The United States’ Bankruptcy Court for the District of Delaware has recognised the liquidation of a Cayman company, Saad Investments Finance Company (No5) Limited (“SIFCO5”) (an SPV established to operate as an investment company), as a “foreign main proceeding” under Chapter 15 of the United States’ Bankruptcy Code.
Recognition of the liquidation as foreign main proceedings provides for an automatic stay of proceedings with respect to any assets of SIFCO5 within the United States, amongst other things.
In a recent decision,1 Judge Sweet of the United States District Court for the Southern District of New York affirmed a bankruptcy court decision and refused to recognize under chapter 15 of the Bankruptcy Code either as “foreign main proceedings” or as “foreign nonmain proceedings” the well-publicized liquidations brought in the Grand Court of the Cayman Islands by two Bear Stearns hedge funds (the “Funds”).
In a decision rendered late last week, Judge Lifland of the Southern District of New York Bankruptcy Court refused to recognize under chapter 15 of the Bankruptcy Code, either as “foreign main proceedings” or as “foreign nonmain proceedings,” the well-publicized liquidations brought in the Cayman Islands by two Bear Stearns hedge funds that were victims of volatility in the sub-prime lending market.
In October 2018 Judge Glenn of the United States Bankruptcy Court (New York) considered the common law principles of comity and the English common law Gibbs rule to grant recognition of a Croatian company's settlement agreement which modified both New York and English law.
Desperate times call for desperate measures. It is not surprising then that a less than scrupulous debtor might be less than candid when disclosing assets and liabilities to a bankruptcy court. But what happens if an individual debtor is discovered to have concealed assets – possibly fraudulently or in bad faith – and then seeks to exercise his or her statutory right under the Bankruptcy Code to exempt all or a portion of the discovered assets from being available to satisfy creditors? Can a bankruptcy court in that circumstance look to the bad acts of the debtor as a basis to take away
An opinion issued earlier this year by the Delaware Bankruptcy Court in In re SemCrude, L.P., et al. (Bankr. Del., No. 08-11525; January 9, 2009) may end much of the practice of so-called “triangular setoffs” by creditors in bankruptcy cases.
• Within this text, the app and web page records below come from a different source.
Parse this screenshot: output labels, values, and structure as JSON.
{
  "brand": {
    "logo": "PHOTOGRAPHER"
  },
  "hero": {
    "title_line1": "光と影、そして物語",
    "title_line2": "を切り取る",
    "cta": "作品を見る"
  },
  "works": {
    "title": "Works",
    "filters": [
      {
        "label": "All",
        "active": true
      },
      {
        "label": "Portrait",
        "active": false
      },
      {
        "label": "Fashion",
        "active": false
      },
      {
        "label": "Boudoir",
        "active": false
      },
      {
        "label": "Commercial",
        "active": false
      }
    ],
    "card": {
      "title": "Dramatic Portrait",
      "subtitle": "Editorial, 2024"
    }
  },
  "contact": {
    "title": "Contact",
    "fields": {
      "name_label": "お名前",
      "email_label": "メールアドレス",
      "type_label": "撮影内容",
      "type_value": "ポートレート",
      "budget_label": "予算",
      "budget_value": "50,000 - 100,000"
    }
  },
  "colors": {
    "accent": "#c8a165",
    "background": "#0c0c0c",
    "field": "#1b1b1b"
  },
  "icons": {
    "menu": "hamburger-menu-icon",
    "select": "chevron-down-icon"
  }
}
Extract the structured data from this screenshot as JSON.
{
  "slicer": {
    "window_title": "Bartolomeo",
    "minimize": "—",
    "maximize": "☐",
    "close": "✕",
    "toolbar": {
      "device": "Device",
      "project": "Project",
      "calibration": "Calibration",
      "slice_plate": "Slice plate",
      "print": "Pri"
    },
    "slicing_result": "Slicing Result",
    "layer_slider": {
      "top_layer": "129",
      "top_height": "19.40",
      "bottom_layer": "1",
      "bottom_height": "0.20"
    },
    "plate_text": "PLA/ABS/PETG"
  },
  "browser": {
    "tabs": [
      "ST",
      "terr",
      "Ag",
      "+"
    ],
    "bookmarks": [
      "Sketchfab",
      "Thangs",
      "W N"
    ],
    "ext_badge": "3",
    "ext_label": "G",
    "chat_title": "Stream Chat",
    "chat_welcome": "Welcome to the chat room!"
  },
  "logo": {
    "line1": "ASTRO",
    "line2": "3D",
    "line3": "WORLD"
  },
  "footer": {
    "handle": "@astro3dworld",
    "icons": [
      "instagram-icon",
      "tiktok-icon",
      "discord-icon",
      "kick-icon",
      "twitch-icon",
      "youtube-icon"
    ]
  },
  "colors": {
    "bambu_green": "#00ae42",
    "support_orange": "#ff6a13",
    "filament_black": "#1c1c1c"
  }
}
The Court in SemCrude found that creditors violate section 553 of the Bankruptcy Code by setting off amounts among multiple debtors, even when exercising contractual assignment rights. This ruling is likely to have far-reaching impact given the dearth of case law on this fairly common contractual provision.
As we previewed last week, the U.S. Bankruptcy Court for the Southern District of New York recently handed General Motors (“New GM”) an enormous victory that may end up shielding the company from up to $10 billion in successor liability claims.
During the bankruptcy cycle following the recession of 2001, numerous debtors – notably airlines such as US Airways and United Air Lines, Inc. – undertook “distress terminations” of their ERISA-qualified defined benefit pension plans, which are insured by the Pension Benefit Guaranty Corporation (PBGC). The PBGC found itself holding large general unsecured claims arising from significant underfunding of pension plans insured by the PBGC as a result of these terminations. Efforts by the PBGC to obtain either administrative priority or secured status for these claims invariably failed.1
In December 2013, the Court of Appeals for the Second Circuit held that section 109 of the Bankruptcy Code was applicable to Chapter 15 cases. In Drawbridge Special Opportunities Fund LP v. Barnet (In re Barnet), 737 F.3d 238 (2d Cir.
Following the US case of Morning Mist Holdings when a Court of Appeals decided that COMI had to be analysed on the date of the Chapter 15 case petition, we look again at the case of Kemsley where the US bankruptcy court held that COMI had to be analysed on the date of the filing of the UK bankruptcy. We consider whether this could have affected the outcome of the Kemsley case and look at the factors used by the English and US Courts to interpret an individual debtor’s COMI.